====== Provided records ======

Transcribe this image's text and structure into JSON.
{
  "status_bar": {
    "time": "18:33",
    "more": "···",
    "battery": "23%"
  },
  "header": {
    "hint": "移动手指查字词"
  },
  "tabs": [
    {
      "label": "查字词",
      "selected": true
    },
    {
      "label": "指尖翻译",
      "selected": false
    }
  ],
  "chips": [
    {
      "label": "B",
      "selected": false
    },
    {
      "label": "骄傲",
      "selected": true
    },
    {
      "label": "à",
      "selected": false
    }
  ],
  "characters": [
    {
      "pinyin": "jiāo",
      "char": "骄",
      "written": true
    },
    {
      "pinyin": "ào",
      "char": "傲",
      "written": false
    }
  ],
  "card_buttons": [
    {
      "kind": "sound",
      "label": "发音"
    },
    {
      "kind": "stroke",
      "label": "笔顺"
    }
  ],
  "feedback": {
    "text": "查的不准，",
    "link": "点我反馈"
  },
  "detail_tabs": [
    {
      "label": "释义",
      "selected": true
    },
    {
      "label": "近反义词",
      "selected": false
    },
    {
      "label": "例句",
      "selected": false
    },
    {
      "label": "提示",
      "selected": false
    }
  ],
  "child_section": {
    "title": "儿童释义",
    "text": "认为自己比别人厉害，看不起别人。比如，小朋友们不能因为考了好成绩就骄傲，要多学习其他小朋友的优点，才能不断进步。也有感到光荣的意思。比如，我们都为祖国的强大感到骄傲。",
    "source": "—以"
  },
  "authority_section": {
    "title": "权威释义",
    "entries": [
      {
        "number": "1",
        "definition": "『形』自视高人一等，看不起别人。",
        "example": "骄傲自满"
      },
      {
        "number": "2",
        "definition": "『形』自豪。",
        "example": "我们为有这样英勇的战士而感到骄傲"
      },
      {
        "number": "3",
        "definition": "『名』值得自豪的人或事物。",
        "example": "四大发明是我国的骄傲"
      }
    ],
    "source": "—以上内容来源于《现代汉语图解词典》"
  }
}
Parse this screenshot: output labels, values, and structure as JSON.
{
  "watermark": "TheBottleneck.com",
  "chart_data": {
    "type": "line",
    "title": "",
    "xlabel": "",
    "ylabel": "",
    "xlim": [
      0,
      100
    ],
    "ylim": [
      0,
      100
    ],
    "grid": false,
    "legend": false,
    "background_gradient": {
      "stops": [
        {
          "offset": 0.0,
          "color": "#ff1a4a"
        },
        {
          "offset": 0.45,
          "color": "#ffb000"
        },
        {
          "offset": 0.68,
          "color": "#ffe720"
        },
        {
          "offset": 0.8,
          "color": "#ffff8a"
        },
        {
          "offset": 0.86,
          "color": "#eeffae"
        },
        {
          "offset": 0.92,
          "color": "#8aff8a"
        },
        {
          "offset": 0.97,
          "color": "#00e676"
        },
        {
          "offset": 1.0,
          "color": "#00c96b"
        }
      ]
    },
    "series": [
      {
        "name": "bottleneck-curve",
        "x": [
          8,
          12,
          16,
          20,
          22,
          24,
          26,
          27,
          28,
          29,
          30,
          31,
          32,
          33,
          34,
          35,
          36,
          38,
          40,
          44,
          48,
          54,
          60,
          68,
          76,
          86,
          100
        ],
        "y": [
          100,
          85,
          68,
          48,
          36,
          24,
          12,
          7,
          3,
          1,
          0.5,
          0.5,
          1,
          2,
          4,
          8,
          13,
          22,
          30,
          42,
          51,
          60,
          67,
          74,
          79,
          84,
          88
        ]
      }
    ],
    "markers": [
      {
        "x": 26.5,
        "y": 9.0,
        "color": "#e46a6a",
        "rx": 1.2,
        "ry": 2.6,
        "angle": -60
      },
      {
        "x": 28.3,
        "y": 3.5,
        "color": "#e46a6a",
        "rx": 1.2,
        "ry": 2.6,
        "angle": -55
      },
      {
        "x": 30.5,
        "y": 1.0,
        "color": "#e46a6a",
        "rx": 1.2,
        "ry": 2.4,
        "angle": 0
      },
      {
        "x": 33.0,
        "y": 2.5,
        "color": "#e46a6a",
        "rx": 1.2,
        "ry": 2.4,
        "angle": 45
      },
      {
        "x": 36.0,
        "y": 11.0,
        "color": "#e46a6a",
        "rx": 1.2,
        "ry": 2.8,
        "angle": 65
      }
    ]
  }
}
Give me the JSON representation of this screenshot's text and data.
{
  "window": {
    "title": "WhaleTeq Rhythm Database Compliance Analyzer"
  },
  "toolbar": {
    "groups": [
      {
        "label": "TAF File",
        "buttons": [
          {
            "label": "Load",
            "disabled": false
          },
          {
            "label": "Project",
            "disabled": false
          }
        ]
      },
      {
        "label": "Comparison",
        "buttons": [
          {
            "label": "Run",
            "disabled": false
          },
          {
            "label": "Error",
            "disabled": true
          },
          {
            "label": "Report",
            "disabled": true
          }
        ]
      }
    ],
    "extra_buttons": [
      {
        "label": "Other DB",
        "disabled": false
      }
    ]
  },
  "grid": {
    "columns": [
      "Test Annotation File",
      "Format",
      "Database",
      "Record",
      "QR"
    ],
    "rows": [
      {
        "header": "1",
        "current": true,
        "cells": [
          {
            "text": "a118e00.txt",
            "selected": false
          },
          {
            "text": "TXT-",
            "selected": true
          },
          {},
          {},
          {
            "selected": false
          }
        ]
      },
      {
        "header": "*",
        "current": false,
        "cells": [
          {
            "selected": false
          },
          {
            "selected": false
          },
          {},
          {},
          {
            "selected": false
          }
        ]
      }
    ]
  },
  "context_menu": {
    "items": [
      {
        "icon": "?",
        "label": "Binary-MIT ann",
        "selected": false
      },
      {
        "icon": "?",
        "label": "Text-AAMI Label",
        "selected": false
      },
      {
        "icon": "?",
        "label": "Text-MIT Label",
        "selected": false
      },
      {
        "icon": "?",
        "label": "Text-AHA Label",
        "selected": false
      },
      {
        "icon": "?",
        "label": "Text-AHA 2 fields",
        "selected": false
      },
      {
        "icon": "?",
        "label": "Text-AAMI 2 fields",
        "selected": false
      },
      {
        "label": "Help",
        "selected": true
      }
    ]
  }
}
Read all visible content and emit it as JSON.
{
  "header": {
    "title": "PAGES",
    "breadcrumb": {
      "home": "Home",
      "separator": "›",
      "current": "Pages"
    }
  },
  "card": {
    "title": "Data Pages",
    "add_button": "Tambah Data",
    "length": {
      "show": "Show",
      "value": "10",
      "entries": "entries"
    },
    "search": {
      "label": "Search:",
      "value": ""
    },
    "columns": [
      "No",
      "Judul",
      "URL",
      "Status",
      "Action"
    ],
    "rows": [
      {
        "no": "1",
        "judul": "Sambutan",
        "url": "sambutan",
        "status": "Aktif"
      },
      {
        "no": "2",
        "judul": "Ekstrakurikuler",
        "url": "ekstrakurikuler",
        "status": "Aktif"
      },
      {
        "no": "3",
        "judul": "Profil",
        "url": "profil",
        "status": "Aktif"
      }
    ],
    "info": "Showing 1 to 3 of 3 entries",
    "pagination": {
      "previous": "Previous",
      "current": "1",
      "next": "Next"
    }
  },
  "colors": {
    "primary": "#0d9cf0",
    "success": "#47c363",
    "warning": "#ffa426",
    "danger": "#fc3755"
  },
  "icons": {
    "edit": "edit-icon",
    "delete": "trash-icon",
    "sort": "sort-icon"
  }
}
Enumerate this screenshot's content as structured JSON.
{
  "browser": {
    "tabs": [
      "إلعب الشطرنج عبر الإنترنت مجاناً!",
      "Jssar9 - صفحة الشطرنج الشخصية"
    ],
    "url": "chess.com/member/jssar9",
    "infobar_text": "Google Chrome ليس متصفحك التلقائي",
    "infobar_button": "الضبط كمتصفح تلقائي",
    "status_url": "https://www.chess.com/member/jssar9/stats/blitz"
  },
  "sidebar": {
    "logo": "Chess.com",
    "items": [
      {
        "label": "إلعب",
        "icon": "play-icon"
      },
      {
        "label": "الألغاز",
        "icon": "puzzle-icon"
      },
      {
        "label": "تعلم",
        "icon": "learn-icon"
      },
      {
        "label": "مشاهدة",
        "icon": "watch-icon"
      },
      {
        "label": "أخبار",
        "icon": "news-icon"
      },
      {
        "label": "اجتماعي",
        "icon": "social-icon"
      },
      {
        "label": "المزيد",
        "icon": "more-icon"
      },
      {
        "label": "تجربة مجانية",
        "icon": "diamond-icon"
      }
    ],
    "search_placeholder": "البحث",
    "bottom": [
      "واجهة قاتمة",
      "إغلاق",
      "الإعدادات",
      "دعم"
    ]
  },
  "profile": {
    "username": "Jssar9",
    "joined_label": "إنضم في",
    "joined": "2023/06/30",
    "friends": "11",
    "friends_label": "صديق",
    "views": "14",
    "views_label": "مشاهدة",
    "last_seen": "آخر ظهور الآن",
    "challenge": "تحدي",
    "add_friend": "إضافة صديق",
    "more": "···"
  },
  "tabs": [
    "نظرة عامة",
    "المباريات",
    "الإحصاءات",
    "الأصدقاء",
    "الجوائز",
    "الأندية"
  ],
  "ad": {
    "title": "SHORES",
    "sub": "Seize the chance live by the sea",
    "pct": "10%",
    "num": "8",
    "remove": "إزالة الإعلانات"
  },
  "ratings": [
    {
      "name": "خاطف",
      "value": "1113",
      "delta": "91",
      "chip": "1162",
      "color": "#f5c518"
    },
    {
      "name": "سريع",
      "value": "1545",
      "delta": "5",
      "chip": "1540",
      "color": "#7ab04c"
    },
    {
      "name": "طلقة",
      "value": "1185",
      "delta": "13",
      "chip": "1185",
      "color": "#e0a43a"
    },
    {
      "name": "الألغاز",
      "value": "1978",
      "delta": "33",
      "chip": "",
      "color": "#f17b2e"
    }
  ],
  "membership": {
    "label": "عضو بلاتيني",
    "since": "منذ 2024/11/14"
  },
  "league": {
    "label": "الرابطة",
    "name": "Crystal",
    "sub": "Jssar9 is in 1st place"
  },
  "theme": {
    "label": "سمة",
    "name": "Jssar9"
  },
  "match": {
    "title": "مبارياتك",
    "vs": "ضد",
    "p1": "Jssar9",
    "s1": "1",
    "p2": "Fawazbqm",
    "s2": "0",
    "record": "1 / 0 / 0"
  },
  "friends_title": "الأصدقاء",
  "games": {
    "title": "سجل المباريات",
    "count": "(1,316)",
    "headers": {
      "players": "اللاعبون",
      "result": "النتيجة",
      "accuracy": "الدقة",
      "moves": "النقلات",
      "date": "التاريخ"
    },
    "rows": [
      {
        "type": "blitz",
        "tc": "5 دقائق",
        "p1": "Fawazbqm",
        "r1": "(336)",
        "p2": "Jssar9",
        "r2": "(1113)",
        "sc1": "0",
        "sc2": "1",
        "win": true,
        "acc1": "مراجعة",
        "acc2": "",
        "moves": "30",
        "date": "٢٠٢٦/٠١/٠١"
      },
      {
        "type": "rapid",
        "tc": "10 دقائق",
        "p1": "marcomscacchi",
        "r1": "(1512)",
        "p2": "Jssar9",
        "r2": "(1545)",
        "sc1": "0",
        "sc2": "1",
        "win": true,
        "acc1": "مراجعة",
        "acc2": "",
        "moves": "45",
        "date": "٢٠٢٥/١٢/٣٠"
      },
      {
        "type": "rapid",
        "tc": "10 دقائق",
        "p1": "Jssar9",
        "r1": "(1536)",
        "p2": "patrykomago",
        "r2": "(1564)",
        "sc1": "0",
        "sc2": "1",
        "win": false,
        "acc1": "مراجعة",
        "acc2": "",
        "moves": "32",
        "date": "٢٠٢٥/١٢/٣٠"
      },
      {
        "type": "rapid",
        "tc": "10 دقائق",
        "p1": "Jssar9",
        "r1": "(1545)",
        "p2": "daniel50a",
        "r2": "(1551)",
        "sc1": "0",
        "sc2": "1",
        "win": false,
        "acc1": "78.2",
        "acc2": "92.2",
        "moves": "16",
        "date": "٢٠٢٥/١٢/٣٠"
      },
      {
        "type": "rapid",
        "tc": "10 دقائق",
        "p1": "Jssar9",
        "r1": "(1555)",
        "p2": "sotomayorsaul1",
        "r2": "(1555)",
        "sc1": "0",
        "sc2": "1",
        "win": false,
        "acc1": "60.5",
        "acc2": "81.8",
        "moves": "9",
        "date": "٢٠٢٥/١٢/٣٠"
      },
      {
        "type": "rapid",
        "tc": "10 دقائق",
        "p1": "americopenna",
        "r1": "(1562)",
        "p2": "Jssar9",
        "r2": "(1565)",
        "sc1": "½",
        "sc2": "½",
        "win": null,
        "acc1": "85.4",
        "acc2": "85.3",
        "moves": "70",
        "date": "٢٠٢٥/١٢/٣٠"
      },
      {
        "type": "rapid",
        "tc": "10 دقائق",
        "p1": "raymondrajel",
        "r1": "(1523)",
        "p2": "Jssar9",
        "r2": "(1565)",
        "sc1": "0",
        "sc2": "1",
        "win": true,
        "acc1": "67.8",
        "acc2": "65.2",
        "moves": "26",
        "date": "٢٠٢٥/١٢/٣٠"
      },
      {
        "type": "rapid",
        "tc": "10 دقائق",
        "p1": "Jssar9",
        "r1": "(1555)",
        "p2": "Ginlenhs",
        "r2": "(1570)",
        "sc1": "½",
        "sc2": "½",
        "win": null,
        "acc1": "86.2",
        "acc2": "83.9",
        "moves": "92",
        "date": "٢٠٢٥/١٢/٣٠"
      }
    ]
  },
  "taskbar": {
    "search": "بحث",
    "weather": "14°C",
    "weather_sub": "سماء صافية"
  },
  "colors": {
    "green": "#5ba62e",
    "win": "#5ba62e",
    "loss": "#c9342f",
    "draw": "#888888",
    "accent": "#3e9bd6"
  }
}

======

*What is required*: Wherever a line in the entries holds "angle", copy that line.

*Response below*:
        "angle": -60
        "angle": -55
        "angle": 0
        "angle": 45
        "angle": 65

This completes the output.